### Problem to work on
In the data that follows, find each line containing "image" and copy it.

(Supplied material begins)

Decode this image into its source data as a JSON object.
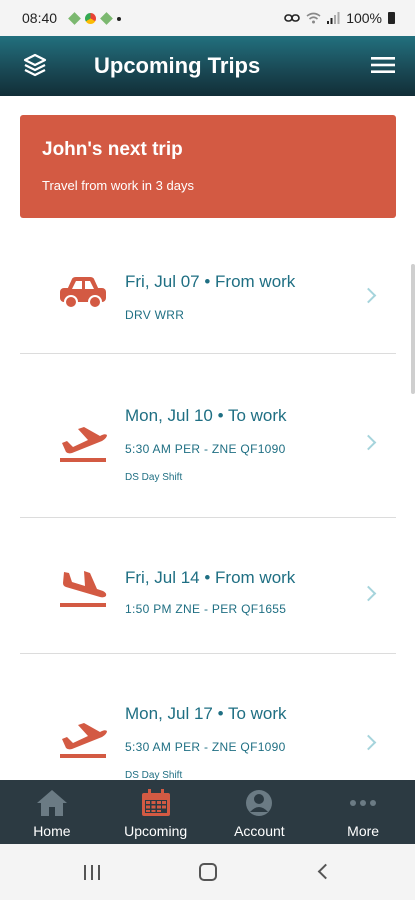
{
  "status_bar": {
    "time": "08:40",
    "battery": "100%"
  },
  "header": {
    "title": "Upcoming Trips",
    "left_icon": "layers-icon",
    "right_icon": "menu-icon"
  },
  "next_trip": {
    "title": "John's next trip",
    "subtitle": "Travel from work in 3 days"
  },
  "trips": [
    {
      "icon": "car-icon",
      "date": "Fri, Jul 07 • From work",
      "detail": "DRV WRR"
    },
    {
      "icon": "plane-takeoff-icon",
      "date": "Mon, Jul 10 • To work",
      "detail": "5:30 AM PER - ZNE QF1090",
      "shift": "DS Day Shift"
    },
    {
      "icon": "plane-landing-icon",
      "date": "Fri, Jul 14 • From work",
      "detail": "1:50 PM ZNE - PER QF1655"
    },
    {
      "icon": "plane-takeoff-icon",
      "date": "Mon, Jul 17 • To work",
      "detail": "5:30 AM PER - ZNE QF1090",
      "shift": "DS Day Shift"
    }
  ],
  "bottom_nav": [
    {
      "label": "Home",
      "icon": "home-icon"
    },
    {
      "label": "Upcoming",
      "icon": "calendar-icon",
      "active": true
    },
    {
      "label": "Account",
      "icon": "account-icon"
    },
    {
      "label": "More",
      "icon": "more-icon"
    }
  ],
  "colors": {
    "header": "#1a4a56",
    "accent": "#d35a43",
    "trip_text": "#1f6f83",
    "nav_bg": "#2c3a42",
    "nav_inactive": "#6b7b84"
  }
}
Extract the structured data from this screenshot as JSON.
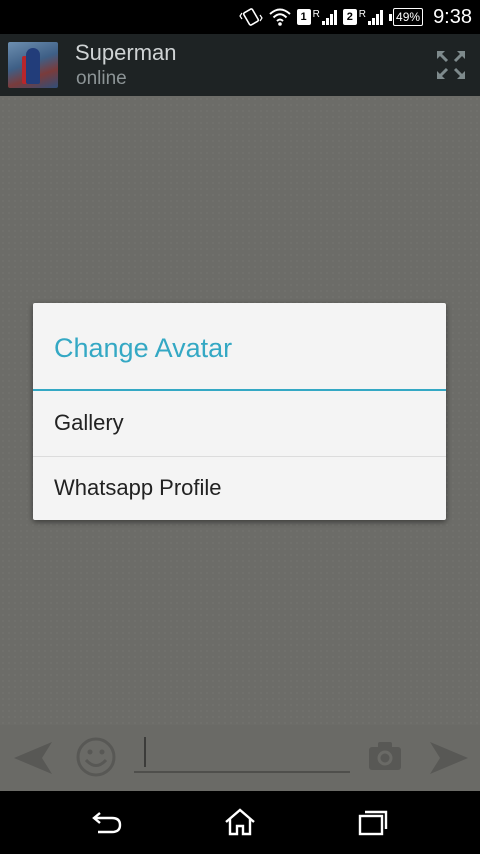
{
  "status_bar": {
    "sim1": "1",
    "sim2": "2",
    "roaming": "R",
    "battery": "49%",
    "time": "9:38",
    "icons": [
      "vibrate-icon",
      "wifi-icon",
      "signal-icon",
      "battery-icon"
    ]
  },
  "action_bar": {
    "name": "Superman",
    "status": "online",
    "icons": [
      "avatar",
      "expand-icon"
    ]
  },
  "dialog": {
    "title": "Change Avatar",
    "items": [
      {
        "label": "Gallery"
      },
      {
        "label": "Whatsapp Profile"
      }
    ],
    "accent_color": "#34a8c4"
  },
  "input_bar": {
    "icons": [
      "back-arrow-icon",
      "emoji-icon",
      "camera-icon",
      "send-icon"
    ]
  },
  "nav_bar": {
    "icons": [
      "back-icon",
      "home-icon",
      "recent-apps-icon"
    ]
  }
}
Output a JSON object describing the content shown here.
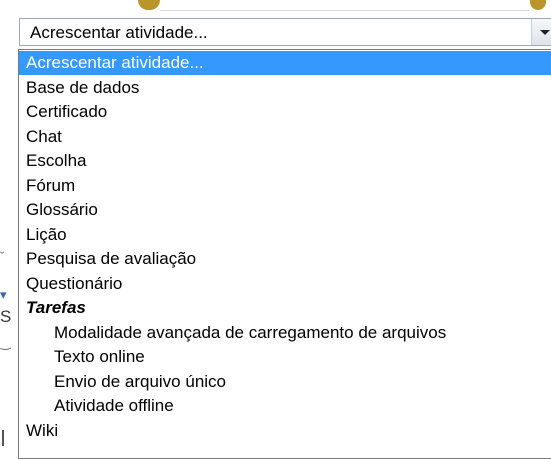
{
  "select": {
    "value": "Acrescentar atividade...",
    "arrow_icon": "chevron-down-icon"
  },
  "options": [
    {
      "label": "Acrescentar atividade...",
      "selected": true
    },
    {
      "label": "Base de dados"
    },
    {
      "label": "Certificado"
    },
    {
      "label": "Chat"
    },
    {
      "label": "Escolha"
    },
    {
      "label": "Fórum"
    },
    {
      "label": "Glossário"
    },
    {
      "label": "Lição"
    },
    {
      "label": "Pesquisa de avaliação"
    },
    {
      "label": "Questionário"
    },
    {
      "label": "Tarefas",
      "group": true
    },
    {
      "label": "Modalidade avançada de carregamento de arquivos",
      "indent": true
    },
    {
      "label": "Texto online",
      "indent": true
    },
    {
      "label": "Envio de arquivo único",
      "indent": true
    },
    {
      "label": "Atividade offline",
      "indent": true
    },
    {
      "label": "Wiki"
    }
  ],
  "colors": {
    "highlight": "#3399ff",
    "border": "#7a7a7a"
  }
}
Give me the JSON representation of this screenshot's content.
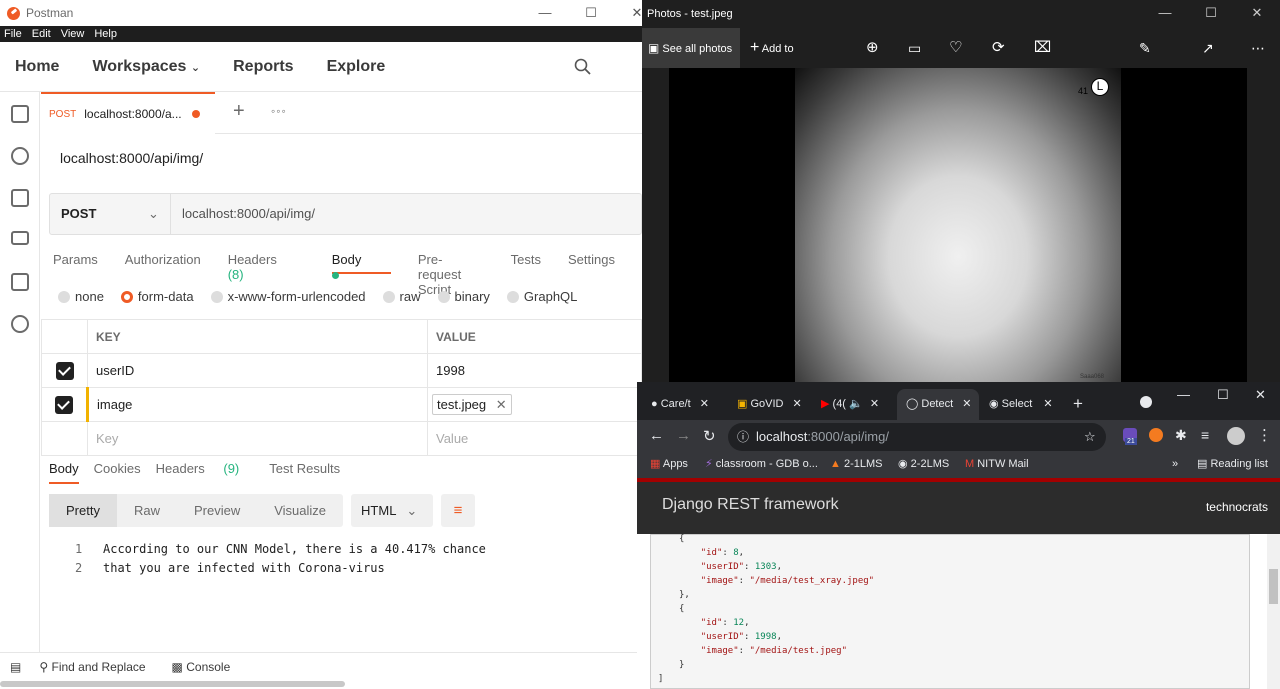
{
  "postman": {
    "title": "Postman",
    "menu": [
      "File",
      "Edit",
      "View",
      "Help"
    ],
    "nav": [
      "Home",
      "Workspaces",
      "Reports",
      "Explore"
    ],
    "tab": {
      "method": "POST",
      "label": "localhost:8000/a..."
    },
    "url_title": "localhost:8000/api/img/",
    "request": {
      "method": "POST",
      "url": "localhost:8000/api/img/"
    },
    "req_tabs": [
      "Params",
      "Authorization",
      "Headers",
      "Body",
      "Pre-request Script",
      "Tests",
      "Settings"
    ],
    "headers_count": "(8)",
    "body_types": [
      "none",
      "form-data",
      "x-www-form-urlencoded",
      "raw",
      "binary",
      "GraphQL"
    ],
    "table": {
      "key_header": "KEY",
      "value_header": "VALUE",
      "rows": [
        {
          "key": "userID",
          "value": "1998"
        },
        {
          "key": "image",
          "value": "test.jpeg"
        }
      ],
      "key_placeholder": "Key",
      "value_placeholder": "Value"
    },
    "resp_tabs": [
      "Body",
      "Cookies",
      "Headers",
      "Test Results"
    ],
    "resp_headers_count": "(9)",
    "resp_views": [
      "Pretty",
      "Raw",
      "Preview",
      "Visualize"
    ],
    "resp_format": "HTML",
    "code_lines": [
      {
        "n": "1",
        "text": "According to our CNN Model, there is a 40.417% chance"
      },
      {
        "n": "2",
        "text": "that you are infected with Corona-virus"
      }
    ],
    "footer": [
      "Find and Replace",
      "Console"
    ]
  },
  "photos": {
    "title": "Photos - test.jpeg",
    "see_all": "See all photos",
    "add_to": "Add to",
    "xray_marker": "41",
    "xray_letter": "L",
    "xray_corner": "Saaa068"
  },
  "chrome": {
    "tabs": [
      "Care/t",
      "GoVID",
      "(4(",
      "Detect",
      "Select"
    ],
    "url_host": "localhost",
    "url_path": ":8000/api/img/",
    "ext_badge": "21",
    "bookmarks": [
      "Apps",
      "classroom - GDB o...",
      "2-1LMS",
      "2-2LMS",
      "NITW Mail"
    ],
    "reading_list": "Reading list",
    "drf_title": "Django REST framework",
    "drf_user": "technocrats",
    "json_lines": [
      "{",
      "    \"id\": 8,",
      "    \"userID\": 1303,",
      "    \"image\": \"/media/test_xray.jpeg\"",
      "},",
      "{",
      "    \"id\": 12,",
      "    \"userID\": 1998,",
      "    \"image\": \"/media/test.jpeg\"",
      "}",
      "]"
    ]
  }
}
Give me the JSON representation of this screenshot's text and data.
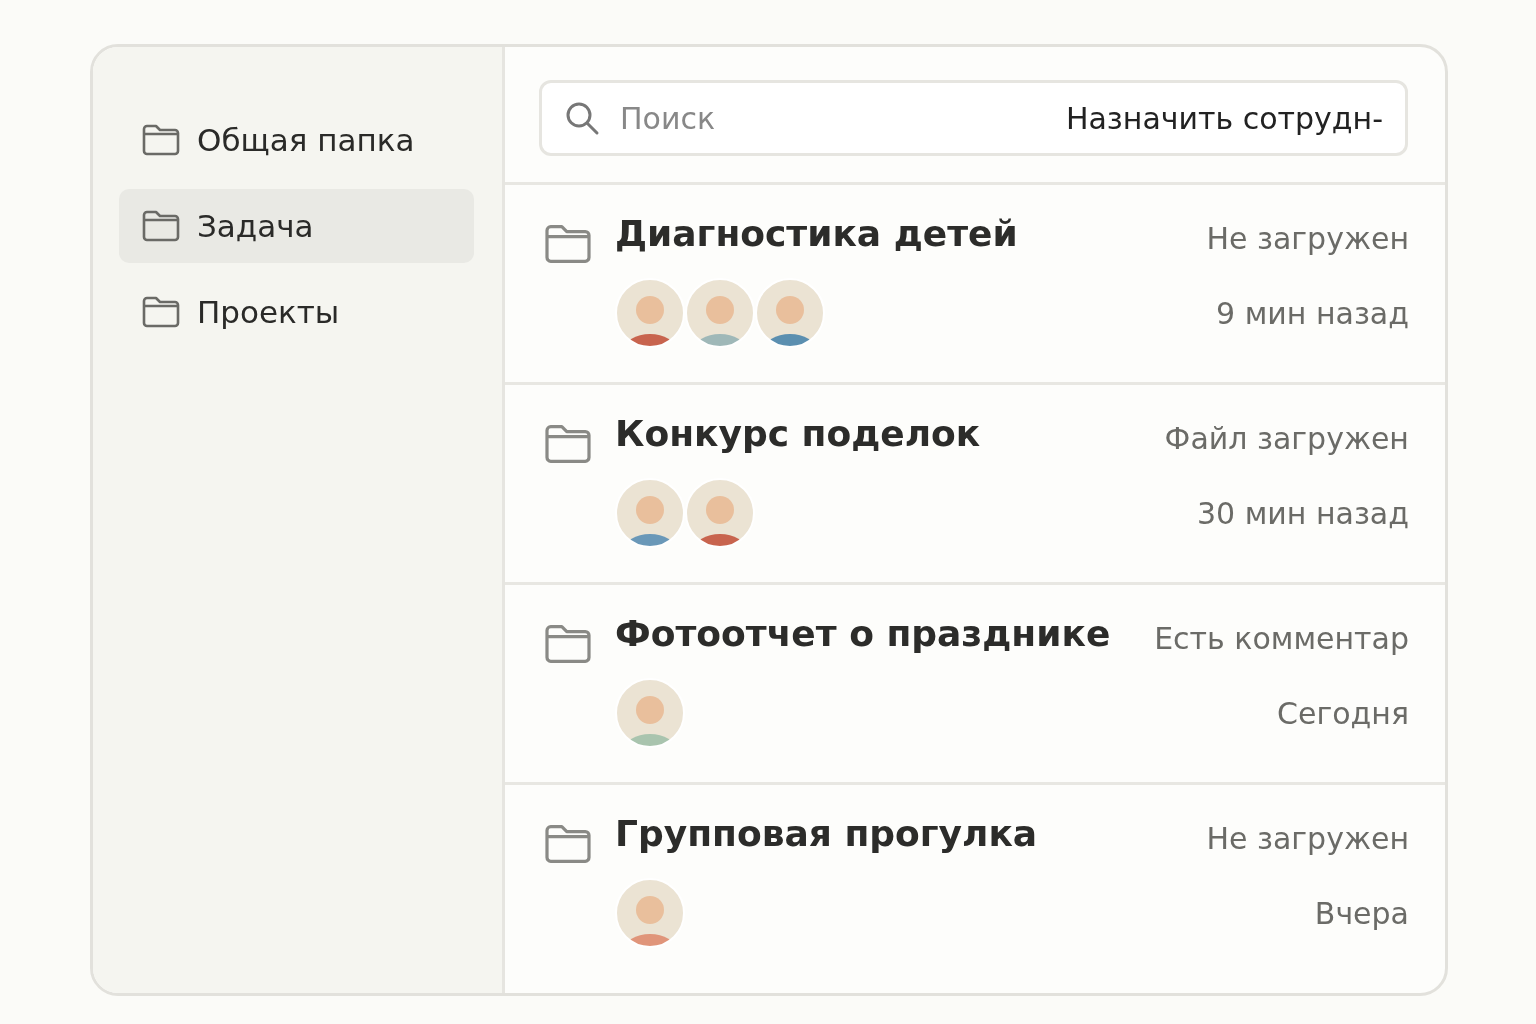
{
  "sidebar": {
    "items": [
      {
        "label": "Общая папка",
        "selected": false
      },
      {
        "label": "Задача",
        "selected": true
      },
      {
        "label": "Проекты",
        "selected": false
      }
    ]
  },
  "search": {
    "placeholder": "Поиск",
    "action": "Назначить сотрудн-"
  },
  "tasks": [
    {
      "title": "Диагностика детей",
      "status": "Не загружен",
      "time": "9 мин назад",
      "avatars": [
        {
          "color": "#c8644e"
        },
        {
          "color": "#9fb8b8"
        },
        {
          "color": "#5b8fb0"
        }
      ]
    },
    {
      "title": "Конкурс поделок",
      "status": "Файл загружен",
      "time": "30 мин назад",
      "avatars": [
        {
          "color": "#6a98b8"
        },
        {
          "color": "#c8644e"
        }
      ]
    },
    {
      "title": "Фотоотчет о празднике",
      "status": "Есть комментар",
      "time": "Сегодня",
      "avatars": [
        {
          "color": "#a9c4ae"
        }
      ]
    },
    {
      "title": "Групповая прогулка",
      "status": "Не загружен",
      "time": "Вчера",
      "avatars": [
        {
          "color": "#e0957a"
        }
      ]
    }
  ]
}
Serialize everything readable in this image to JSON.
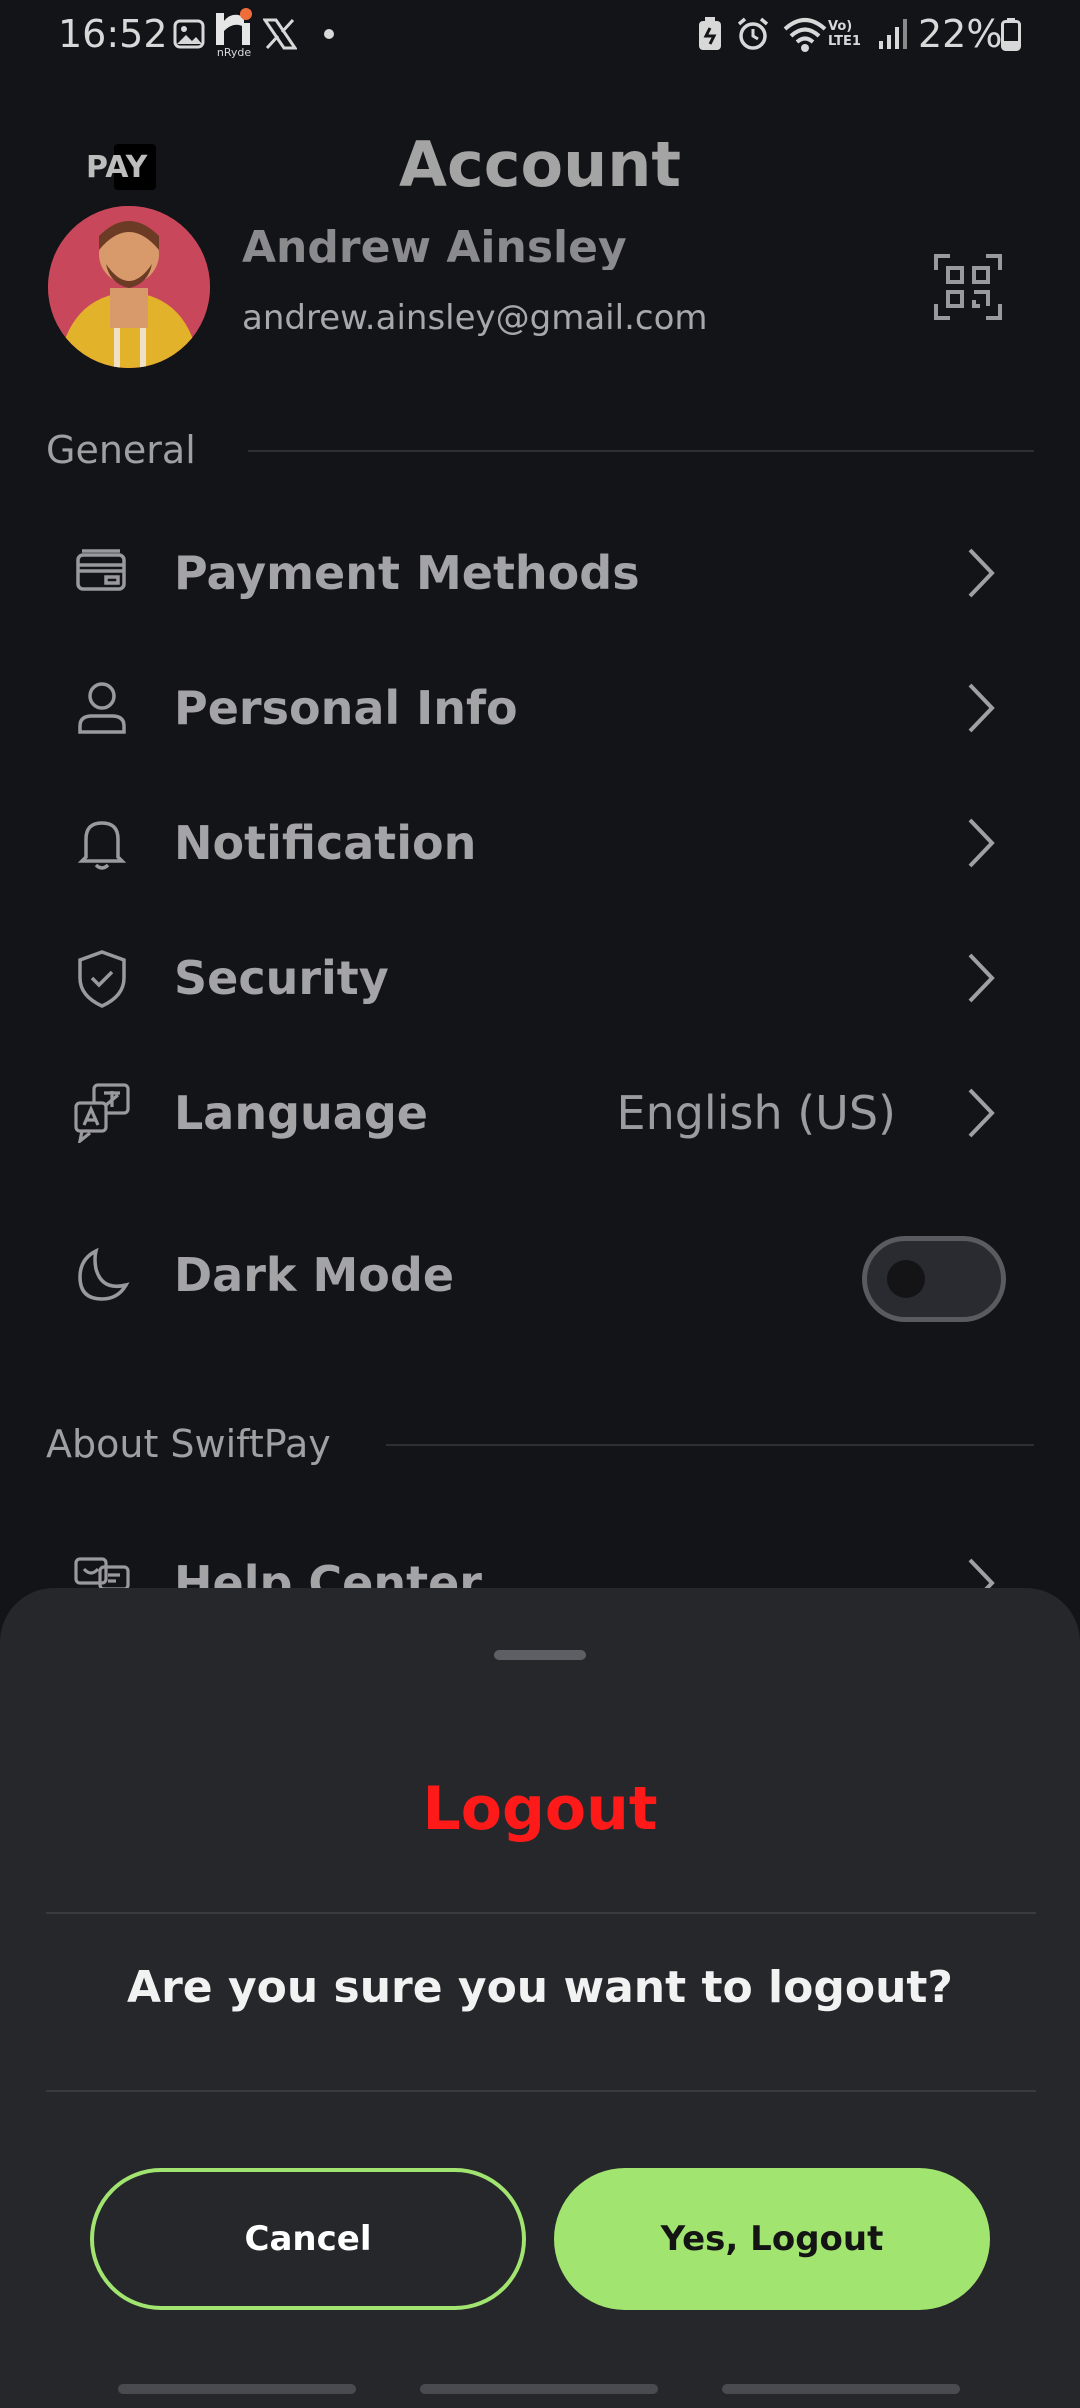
{
  "status_bar": {
    "time": "16:52",
    "notification_icons": [
      "gallery-icon",
      "nryde-app-icon",
      "x-app-icon",
      "dot-icon"
    ],
    "nryde_label": "nRyde",
    "system_icons": [
      "battery-saver-icon",
      "alarm-icon",
      "wifi-icon",
      "volte-icon",
      "signal-icon",
      "battery-icon"
    ],
    "volte_label": "Vo) LTE1",
    "battery": "22%"
  },
  "header": {
    "logo_text": "PAY",
    "title": "Account"
  },
  "profile": {
    "name": "Andrew Ainsley",
    "email": "andrew.ainsley@gmail.com"
  },
  "general": {
    "section_label": "General",
    "items": [
      {
        "label": "Payment Methods",
        "icon": "credit-card-icon"
      },
      {
        "label": "Personal Info",
        "icon": "user-icon"
      },
      {
        "label": "Notification",
        "icon": "bell-icon"
      },
      {
        "label": "Security",
        "icon": "shield-check-icon"
      },
      {
        "label": "Language",
        "icon": "translate-icon",
        "value": "English (US)"
      }
    ],
    "dark_mode": {
      "label": "Dark Mode",
      "icon": "moon-icon",
      "enabled": false
    }
  },
  "about": {
    "section_label": "About SwiftPay",
    "items": [
      {
        "label": "Help Center",
        "icon": "help-chat-icon"
      }
    ]
  },
  "logout_sheet": {
    "title": "Logout",
    "question": "Are you sure you want to logout?",
    "cancel_label": "Cancel",
    "confirm_label": "Yes, Logout"
  },
  "colors": {
    "background": "#131418",
    "sheet": "#26272b",
    "accent": "#a1e46f",
    "danger": "#ff1a1a"
  }
}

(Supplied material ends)

### Solution to this task
Decode this image into its source data as a JSON object.
          "key": "image",
      "    \"image\": \"/media/test_xray.jpeg\"",
      "    \"image\": \"/media/test.jpeg\"",
Serialize everything readable in this image to JSON.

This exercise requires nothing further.